* **Provided entries**
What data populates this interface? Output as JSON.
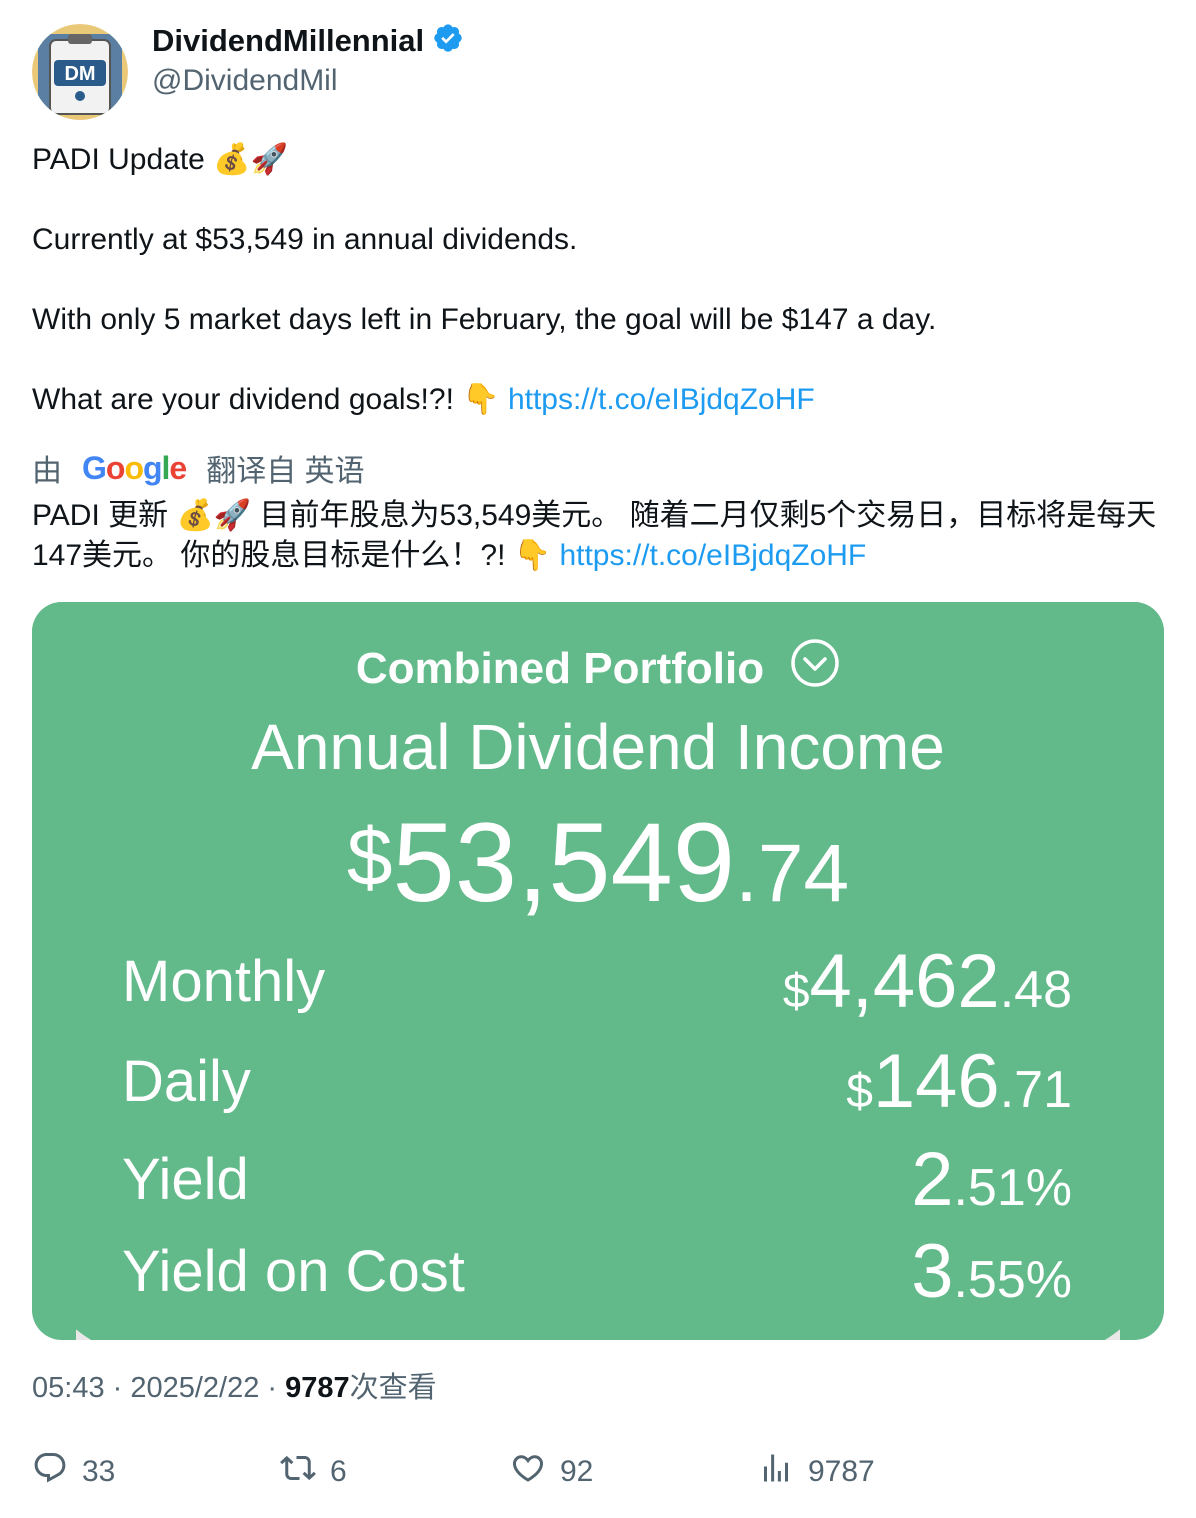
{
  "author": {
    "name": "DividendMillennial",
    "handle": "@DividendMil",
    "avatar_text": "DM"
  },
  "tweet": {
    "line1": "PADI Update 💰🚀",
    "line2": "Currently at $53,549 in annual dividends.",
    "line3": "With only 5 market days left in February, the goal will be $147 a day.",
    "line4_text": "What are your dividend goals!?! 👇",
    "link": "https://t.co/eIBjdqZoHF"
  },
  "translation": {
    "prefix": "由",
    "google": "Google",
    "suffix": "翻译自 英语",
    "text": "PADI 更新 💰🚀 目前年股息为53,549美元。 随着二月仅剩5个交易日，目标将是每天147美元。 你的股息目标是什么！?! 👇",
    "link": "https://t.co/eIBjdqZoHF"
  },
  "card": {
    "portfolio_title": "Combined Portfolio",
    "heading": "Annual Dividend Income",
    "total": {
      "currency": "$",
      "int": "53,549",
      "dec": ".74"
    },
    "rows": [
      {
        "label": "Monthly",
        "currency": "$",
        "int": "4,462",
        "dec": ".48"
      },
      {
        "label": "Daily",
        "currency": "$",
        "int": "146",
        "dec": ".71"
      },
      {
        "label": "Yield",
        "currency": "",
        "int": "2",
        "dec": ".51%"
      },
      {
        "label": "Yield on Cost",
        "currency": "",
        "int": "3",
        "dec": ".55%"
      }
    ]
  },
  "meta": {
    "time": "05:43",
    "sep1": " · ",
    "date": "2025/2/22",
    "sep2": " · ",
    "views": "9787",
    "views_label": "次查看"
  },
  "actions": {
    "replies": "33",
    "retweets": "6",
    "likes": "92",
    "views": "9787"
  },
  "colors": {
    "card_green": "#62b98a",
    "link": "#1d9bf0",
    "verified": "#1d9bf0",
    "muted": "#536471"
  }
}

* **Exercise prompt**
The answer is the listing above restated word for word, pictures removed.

* **Task solution**
What data populates this interface? Output as JSON.
{
  "author": {
    "name": "DividendMillennial",
    "handle": "@DividendMil",
    "avatar_text": "DM"
  },
  "tweet": {
    "line1": "PADI Update 💰🚀",
    "line2": "Currently at $53,549 in annual dividends.",
    "line3": "With only 5 market days left in February, the goal will be $147 a day.",
    "line4_text": "What are your dividend goals!?! 👇",
    "link": "https://t.co/eIBjdqZoHF"
  },
  "translation": {
    "prefix": "由",
    "google": "Google",
    "suffix": "翻译自 英语",
    "text": "PADI 更新 💰🚀 目前年股息为53,549美元。 随着二月仅剩5个交易日，目标将是每天147美元。 你的股息目标是什么！?! 👇",
    "link": "https://t.co/eIBjdqZoHF"
  },
  "card": {
    "portfolio_title": "Combined Portfolio",
    "heading": "Annual Dividend Income",
    "total": {
      "currency": "$",
      "int": "53,549",
      "dec": ".74"
    },
    "rows": [
      {
        "label": "Monthly",
        "currency": "$",
        "int": "4,462",
        "dec": ".48"
      },
      {
        "label": "Daily",
        "currency": "$",
        "int": "146",
        "dec": ".71"
      },
      {
        "label": "Yield",
        "currency": "",
        "int": "2",
        "dec": ".51%"
      },
      {
        "label": "Yield on Cost",
        "currency": "",
        "int": "3",
        "dec": ".55%"
      }
    ]
  },
  "meta": {
    "time": "05:43",
    "sep1": " · ",
    "date": "2025/2/22",
    "sep2": " · ",
    "views": "9787",
    "views_label": "次查看"
  },
  "actions": {
    "replies": "33",
    "retweets": "6",
    "likes": "92",
    "views": "9787"
  },
  "colors": {
    "card_green": "#62b98a",
    "link": "#1d9bf0",
    "verified": "#1d9bf0",
    "muted": "#536471"
  }
}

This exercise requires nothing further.